The Observer is a student-run, daily print & online newspaper serving Notre Dame, Saint Mary's & Holy Cross. Learn about us.



Notre Dame’s dysfunctional cheering culture

| Thursday, September 22, 2016

Dear Ms. Agolia,

As I read through your viewpoint letter today, I felt as if I could see into the future. A future where you attend a game as an alum sitting quietly asking, “Could you sit down please?” to any fan in the rows in front of you who dare stand up and cheer for Notre Dame. To be crystal clear, I am not advocating for any incivility, inappropriate language (especially in the presence of children) or slurs that degrade anyone as a human being. However, when you analyze the sport being played, the atmosphere created by game day and the fact that fans have the ability to impact the performance on the field, it is absolutely necessary that the fans show up “to play” on Saturdays. I’ve been privileged to attend many games at Notre Dame Stadium in my seven years as a student and the one word I would use to describe the Notre Dame fan base is disappointing. I’ve been out of school, and out of the student section, for three seasons now, and each time I return I wish I could go back into the student section where I won’t be chastised for standing and being loud for the entire game. You don’t want to lose the camaraderie of the Notre Dame experience? Then why are you trying to reduce the camaraderie to a bunch of people who sit and whisper quietly to each other in the stands? The players play, the fans cheer. That’s how football games work. To use an NFL example, the Seattle Seahawks fan base is called the 12th man for a reason. The Seattle fans know their loud cheering can directly improve their team’s chance of victory. I have never heard anyone say, “Boy, that Notre Dame Stadium is a tough place to play for opposing squads.” Why? Because it’s not. We owe the Notre Dame coaches and, especially, players more than that. I was at Florida State in 2014 and Clemson last year. I’ve also been to games in the SEC. Those fans/schools know how to impact games. Those fans know they have power. Those fans support their players, coaches, ushers, announcers, band members and cheerleaders by helping the team achieve what everyone wants going into the game — a W.

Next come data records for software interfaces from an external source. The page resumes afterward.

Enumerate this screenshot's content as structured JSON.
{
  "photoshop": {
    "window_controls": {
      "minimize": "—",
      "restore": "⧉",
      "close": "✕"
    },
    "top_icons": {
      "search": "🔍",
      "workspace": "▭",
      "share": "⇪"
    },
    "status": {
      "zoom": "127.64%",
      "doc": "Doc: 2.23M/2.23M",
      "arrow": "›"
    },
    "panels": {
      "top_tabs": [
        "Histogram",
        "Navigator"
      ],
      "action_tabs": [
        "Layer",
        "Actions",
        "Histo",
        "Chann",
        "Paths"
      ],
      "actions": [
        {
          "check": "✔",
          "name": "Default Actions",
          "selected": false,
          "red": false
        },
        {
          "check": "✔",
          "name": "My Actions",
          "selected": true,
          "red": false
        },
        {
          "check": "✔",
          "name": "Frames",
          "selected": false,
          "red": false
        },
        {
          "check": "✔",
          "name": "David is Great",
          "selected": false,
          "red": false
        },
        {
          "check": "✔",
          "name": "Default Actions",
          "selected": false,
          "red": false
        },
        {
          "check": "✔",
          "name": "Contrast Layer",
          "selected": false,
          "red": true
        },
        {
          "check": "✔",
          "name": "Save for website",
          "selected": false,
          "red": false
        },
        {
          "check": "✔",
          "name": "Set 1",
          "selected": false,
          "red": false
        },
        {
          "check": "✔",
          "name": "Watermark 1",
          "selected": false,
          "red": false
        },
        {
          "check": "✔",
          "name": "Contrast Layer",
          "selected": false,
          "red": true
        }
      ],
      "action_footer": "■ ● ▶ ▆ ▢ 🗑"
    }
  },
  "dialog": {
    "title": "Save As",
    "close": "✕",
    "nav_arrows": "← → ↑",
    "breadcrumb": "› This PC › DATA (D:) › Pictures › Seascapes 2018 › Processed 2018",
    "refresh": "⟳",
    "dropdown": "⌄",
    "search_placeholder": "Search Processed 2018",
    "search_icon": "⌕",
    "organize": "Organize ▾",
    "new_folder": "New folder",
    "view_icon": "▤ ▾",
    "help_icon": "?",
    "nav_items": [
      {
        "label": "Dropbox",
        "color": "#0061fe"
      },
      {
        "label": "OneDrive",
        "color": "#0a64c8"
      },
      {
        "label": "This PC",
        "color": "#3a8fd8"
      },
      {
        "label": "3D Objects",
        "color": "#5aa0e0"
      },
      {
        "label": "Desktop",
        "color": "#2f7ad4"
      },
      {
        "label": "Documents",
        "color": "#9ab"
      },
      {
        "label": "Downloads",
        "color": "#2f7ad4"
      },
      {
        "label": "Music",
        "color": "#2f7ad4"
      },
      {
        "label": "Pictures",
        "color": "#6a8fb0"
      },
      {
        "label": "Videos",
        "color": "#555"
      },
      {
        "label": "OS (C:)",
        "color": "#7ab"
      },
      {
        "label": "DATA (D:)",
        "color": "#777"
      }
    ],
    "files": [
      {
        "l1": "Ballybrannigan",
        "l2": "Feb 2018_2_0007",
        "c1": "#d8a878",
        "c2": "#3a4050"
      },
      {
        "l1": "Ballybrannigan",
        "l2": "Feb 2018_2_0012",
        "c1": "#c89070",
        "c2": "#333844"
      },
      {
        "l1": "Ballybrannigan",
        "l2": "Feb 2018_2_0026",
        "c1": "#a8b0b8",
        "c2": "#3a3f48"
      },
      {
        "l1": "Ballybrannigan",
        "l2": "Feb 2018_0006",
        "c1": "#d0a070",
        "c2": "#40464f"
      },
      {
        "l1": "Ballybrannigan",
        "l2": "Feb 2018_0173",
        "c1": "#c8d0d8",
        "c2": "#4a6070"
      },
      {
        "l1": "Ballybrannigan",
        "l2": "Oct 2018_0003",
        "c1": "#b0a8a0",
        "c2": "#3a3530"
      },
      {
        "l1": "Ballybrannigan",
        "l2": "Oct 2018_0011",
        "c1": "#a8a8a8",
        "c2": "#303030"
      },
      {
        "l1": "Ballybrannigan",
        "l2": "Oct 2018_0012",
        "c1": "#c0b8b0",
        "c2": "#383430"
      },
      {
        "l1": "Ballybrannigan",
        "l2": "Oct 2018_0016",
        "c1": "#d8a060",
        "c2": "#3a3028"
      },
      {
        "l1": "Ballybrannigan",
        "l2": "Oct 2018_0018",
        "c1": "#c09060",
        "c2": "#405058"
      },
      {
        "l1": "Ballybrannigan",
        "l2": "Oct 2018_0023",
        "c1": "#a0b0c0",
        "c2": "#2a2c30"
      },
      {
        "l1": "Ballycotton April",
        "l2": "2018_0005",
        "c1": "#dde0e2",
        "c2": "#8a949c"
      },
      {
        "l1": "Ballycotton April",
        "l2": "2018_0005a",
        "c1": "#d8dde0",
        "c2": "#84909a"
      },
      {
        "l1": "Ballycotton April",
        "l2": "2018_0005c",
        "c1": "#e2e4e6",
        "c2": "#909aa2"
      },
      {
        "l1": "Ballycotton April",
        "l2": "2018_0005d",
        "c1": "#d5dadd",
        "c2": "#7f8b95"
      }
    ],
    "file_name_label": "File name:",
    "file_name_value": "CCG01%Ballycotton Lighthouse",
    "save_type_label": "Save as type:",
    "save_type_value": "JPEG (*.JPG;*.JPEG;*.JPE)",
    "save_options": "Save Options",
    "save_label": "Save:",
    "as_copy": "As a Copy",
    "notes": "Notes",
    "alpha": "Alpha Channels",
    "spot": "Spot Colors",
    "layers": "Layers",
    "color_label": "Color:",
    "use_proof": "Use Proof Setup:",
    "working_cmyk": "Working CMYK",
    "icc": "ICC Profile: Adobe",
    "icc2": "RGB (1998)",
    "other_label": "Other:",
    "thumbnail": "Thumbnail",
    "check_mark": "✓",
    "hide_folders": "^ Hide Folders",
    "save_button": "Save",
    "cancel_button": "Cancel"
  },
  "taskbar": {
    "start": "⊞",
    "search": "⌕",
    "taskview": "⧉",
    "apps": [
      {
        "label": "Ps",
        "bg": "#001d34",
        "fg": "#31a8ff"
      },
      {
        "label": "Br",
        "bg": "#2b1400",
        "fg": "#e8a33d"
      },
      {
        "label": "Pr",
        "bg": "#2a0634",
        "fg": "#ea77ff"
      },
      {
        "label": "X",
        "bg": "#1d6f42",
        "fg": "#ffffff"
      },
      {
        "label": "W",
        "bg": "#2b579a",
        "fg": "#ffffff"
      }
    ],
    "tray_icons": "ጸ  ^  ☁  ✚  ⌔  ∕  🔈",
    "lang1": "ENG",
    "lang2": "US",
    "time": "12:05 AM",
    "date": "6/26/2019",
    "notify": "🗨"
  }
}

Football, by its nature, is aggressive, emotional and violent. If the fans want to have a meaningful impact on the game, they also need to be aggressive and emotional (obviously violence has no place in the stands). Again, this can be done in a civil manner and that is what I’m advocating. I also understand that if I’m going to advocate that fans be aggressive and emotional with their cheering, you’re going to get some who take it too far. If that’s the trade-off, I can live with it. I care about the football experience at Notre Dame being exactly that — a football experience. If someone uses any kind of degrading slur or constantly uses offensive language, then I’m all for kicking that person out of the game. If someone is overly intoxicated and his or her intoxication causes them to become offensive, kick that person out too. I cannot, however, let a few bad apples turn me into someone who thinks the stands in Notre Dame Stadium are where the fans aren’t a part of the game. By the way, did you consider the person yelling in your friend’s ear who “sank behind [you] in a drunken stupor” at halftime did so because we were losing to a less talented Michigan State team? I wasn’t drunk, but I was in a stupor at that point too.

As you mentioned, you attend (I attended) Notre Dame. The greatest university in the world and greatest football program in history. Now let’s act like we care about helping the team win and stop worrying about someone calling out the ref for not seeing a call.

Brian Salvi
class of 2009 and 2013
Sept. 21

The views expressed in this Letter to the Editor are those of the author and not necessarily those of The Observer.

Tags: , , , ,

About Letter to the Editor

Letters to the Editor can be submitted by all members of the Notre Dame community. To submit a letter to the Viewpoint Editor, email [email protected]

Contact Letter